Is “glam-shaming” a thing? If you’re a contestant on the current season of “The Bachelor,” you likely think it is. But does the rest of America feel the same way?
Not so much.
The annual “Women Tell All” episode of the ABC reality show aired on Sunday night, allowing former contestants the chance to reflect on their experiences and air their dirty laundry on national TV. But among the tearful interviews and awkward confrontations, a small debate erupted regarding the issue of “glam-shaming,” and whether or not it was A) a real thing, or B) took place earlier in the season.
Former contestants Marikh Mathias, 27, and Chelsea Roy, 29, dredged up an old argument from an episode in which the women were tasked with participating in a hiking challenge. During the Jan. 22 episode, Mathias confronted Roy for noting how Mathias had been using the group’s compass to check her own reflection and fix her hair.
“Just like people slut-shame and body-shame people, you’re, like, glam-shaming me,” Mathias told Roy, who, being a former model, later identified herself as "pro glam" too.
Fast-forward to Sunday night, and the two women were still a bit touchy about the issue of glam-shaming.
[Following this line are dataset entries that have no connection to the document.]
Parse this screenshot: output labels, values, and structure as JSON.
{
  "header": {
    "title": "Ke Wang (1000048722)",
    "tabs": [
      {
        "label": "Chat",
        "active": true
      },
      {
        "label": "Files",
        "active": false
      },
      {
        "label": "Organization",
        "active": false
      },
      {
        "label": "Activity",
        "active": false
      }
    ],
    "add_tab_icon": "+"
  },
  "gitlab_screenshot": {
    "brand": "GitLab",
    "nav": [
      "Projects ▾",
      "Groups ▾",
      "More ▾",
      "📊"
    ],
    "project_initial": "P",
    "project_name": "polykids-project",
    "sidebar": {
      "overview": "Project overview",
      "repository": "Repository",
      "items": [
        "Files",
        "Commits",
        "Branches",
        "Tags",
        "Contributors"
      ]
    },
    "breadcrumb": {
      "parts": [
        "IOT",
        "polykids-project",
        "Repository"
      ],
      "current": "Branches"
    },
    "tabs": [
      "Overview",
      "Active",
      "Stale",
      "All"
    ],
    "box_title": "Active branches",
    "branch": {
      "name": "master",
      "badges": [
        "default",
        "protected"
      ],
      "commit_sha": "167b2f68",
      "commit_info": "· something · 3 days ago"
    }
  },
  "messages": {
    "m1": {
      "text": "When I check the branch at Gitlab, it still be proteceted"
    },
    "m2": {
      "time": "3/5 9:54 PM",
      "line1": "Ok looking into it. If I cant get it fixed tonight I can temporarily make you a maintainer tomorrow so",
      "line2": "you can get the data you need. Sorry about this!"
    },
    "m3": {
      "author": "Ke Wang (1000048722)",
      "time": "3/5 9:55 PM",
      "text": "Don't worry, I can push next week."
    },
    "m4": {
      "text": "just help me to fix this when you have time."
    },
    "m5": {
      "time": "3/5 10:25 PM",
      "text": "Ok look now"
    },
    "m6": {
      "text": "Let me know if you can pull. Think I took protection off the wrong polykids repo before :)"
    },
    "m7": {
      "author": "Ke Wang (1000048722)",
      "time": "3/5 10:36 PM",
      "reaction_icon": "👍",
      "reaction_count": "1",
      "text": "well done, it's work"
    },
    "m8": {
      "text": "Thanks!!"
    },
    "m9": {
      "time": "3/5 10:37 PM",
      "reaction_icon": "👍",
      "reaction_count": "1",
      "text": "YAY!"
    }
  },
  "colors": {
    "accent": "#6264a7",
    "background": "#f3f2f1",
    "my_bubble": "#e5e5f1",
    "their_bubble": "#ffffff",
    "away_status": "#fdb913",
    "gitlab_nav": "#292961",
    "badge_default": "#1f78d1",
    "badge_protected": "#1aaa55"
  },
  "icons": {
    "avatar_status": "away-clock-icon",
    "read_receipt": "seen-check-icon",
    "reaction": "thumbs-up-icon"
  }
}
Both, however, stuck to their guns on the issue, with Mathias saying she felt judged by Roy, and Roy claiming she didn’t mean anything by her original comment. (Roy, however, did try to shame Mathias by trying to hand her a compact during the argument.) The other contestants then began chiming in, with some arguing that it’s “not a thing” at all, and others admitting that, yes, it might be a thing, although it probably didn’t happen in this particular case.
The same debate later flared up in the comments section of a poll ABC posted to Twitter, which itself found that only 35 percent of respondents thought glam-shaming was indeed “a thing.”
The hashtag #glamshaming also began appearing on Twitter, with some coming out in support of the term and others against. Many others, however, were simply sick of the argument.
Despite the back-and-forth over the term, Mathias took to Instagram following the “Women Tell All” episode to issue a response in which she takes credit for coining the term “glam-shaming,” and insists that she is a victim of it.
“I know how silly it can sound at times, but what it represents is anything but silly,” she wrote. “It’s about not being seen for the person you are because of what someone thinks about you based on how you dress, do your makeup, do you hair, whatever it may be.”
Mathias also shared a message to Twitter arguing that a person “can’t be pro glam if you don’t recognize glam shaming to be a ‘thing.’”